That’s a lot of processing, and we knew we needed a platform to deliver that kind of power with minimal latency. So we are excited to be debuting our FPGA signal processing platform, which makes Spira possible.

For my more technical readers, I’ve gone deeper into the details in a separate tech article. Please feel free to jump over there and get a better under-the-hood look at our experience developing for an FPGA stack.

In this post, here is the news I think everyone will be excited about. Our work on Spira has shown us that the next generation of hardware can be faster, more powerful, and simply do more. With Spira, I think we’ve just scratched the surface. I’m excited about what comes next, and I hope you will be too. I also think a shift is underway throughout the industry, and this isn’t just about what we are doing at Korora Audio.

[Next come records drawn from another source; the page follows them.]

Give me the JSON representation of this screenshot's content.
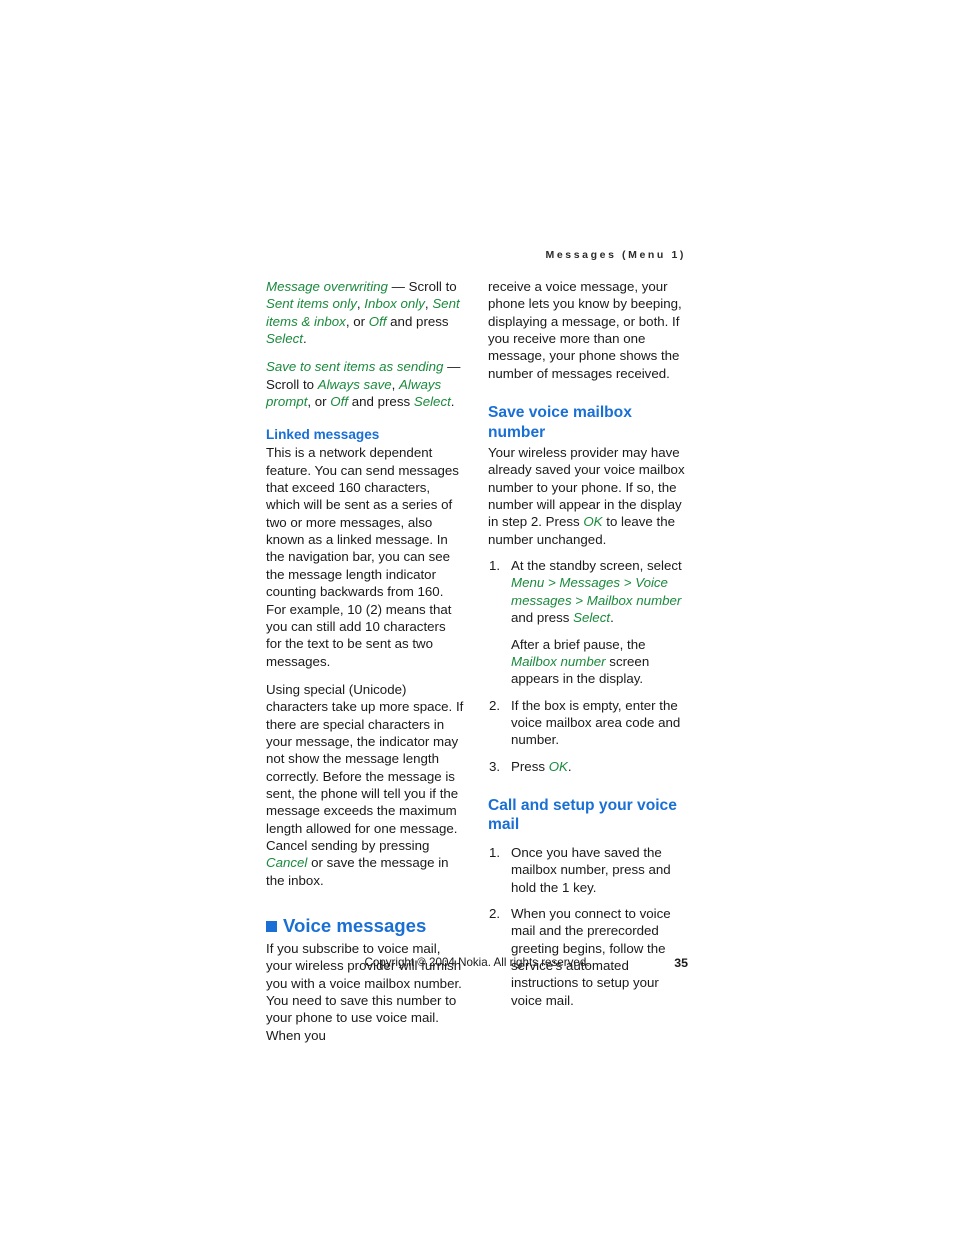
{
  "header": {
    "running_title": "Messages (Menu 1)"
  },
  "left_column": {
    "para_message_overwriting": "Message overwriting",
    "para_message_overwriting_rest_1": " — Scroll to ",
    "opt_sent_items_only": "Sent items only",
    "sep_1": ", ",
    "opt_inbox_only": "Inbox only",
    "sep_2": ", ",
    "opt_sent_items_inbox": "Sent items & inbox",
    "rest_2": ", or ",
    "opt_off": "Off",
    "rest_3": " and press ",
    "opt_select": "Select",
    "rest_4": ".",
    "para_save_to_sent": "Save to sent items as sending",
    "save_rest_1": " — Scroll to ",
    "opt_always_save": "Always save",
    "save_sep_1": ", ",
    "opt_always_prompt": "Always prompt",
    "save_rest_2": ", or ",
    "opt_off2": "Off",
    "save_rest_3": " and press ",
    "opt_select2": "Select",
    "save_rest_4": ".",
    "heading_linked_messages": "Linked messages",
    "para_linked_1": "This is a network dependent feature. You can send messages that exceed 160 characters, which will be sent as a series of two or more messages, also known as a linked message. In the navigation bar, you can see the message length indicator counting backwards from 160. For example, 10 (2) means that you can still add 10 characters for the text to be sent as two messages.",
    "para_unicode_1": "Using special (Unicode) characters take up more space. If there are special characters in your message, the indicator may not show the message length correctly. Before the message is sent, the phone will tell you if the message exceeds the maximum length allowed for one message. Cancel sending by pressing ",
    "opt_cancel": "Cancel",
    "para_unicode_2": " or save the message in the inbox.",
    "heading_voice_messages": "Voice messages",
    "para_voice_1": "If you subscribe to voice mail, your wireless provider will furnish you with a voice mailbox number. You need to save this number to your phone to use voice mail. When you"
  },
  "right_column": {
    "para_continued": "receive a voice message, your phone lets you know by beeping, displaying a message, or both. If you receive more than one message, your phone shows the number of messages received.",
    "heading_save_voice_mailbox": "Save voice mailbox number",
    "para_save_1": "Your wireless provider may have already saved your voice mailbox number to your phone. If so, the number will appear in the display in step 2. Press ",
    "opt_ok": "OK",
    "para_save_2": " to leave the number unchanged.",
    "steps_save": [
      {
        "num": "1.",
        "text_1": "At the standby screen, select ",
        "menu_1": "Menu",
        "gt_1": " > ",
        "menu_2": "Messages",
        "gt_2": " > ",
        "menu_3": "Voice messages",
        "gt_3": " > ",
        "menu_4": "Mailbox number",
        "text_2": " and press ",
        "menu_5": "Select",
        "text_3": ".",
        "sub_text_1": "After a brief pause, the ",
        "sub_menu_1": "Mailbox number",
        "sub_text_2": " screen appears in the display."
      },
      {
        "num": "2.",
        "text_1": "If the box is empty, enter the voice mailbox area code and number."
      },
      {
        "num": "3.",
        "text_1": "Press ",
        "menu_1": "OK",
        "text_2": "."
      }
    ],
    "heading_call_setup": "Call and setup your voice mail",
    "steps_call": [
      {
        "num": "1.",
        "text_1": "Once you have saved the mailbox number, press and hold the 1 key."
      },
      {
        "num": "2.",
        "text_1": "When you connect to voice mail and the prerecorded greeting begins, follow the service's automated instructions to setup your voice mail."
      }
    ]
  },
  "footer": {
    "copyright": "Copyright © 2004 Nokia. All rights reserved.",
    "page_number": "35"
  },
  "colors": {
    "heading_blue": "#1a6fd4",
    "emphasis_green": "#1a8a3c",
    "body_text": "#1a1a1a"
  }
}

There have been some interesting announcements recently for products using FPGA in synthesizers, studio gear, and other larger and more expensive products. That seems like a natural place for the wave to start, in products with overall greater processing demands. But we’ve seen firsthand that the numbers now make sense for smaller products at a lower price point. We are excited about the future and the potential for smaller, portable, and price competitive products like Spira.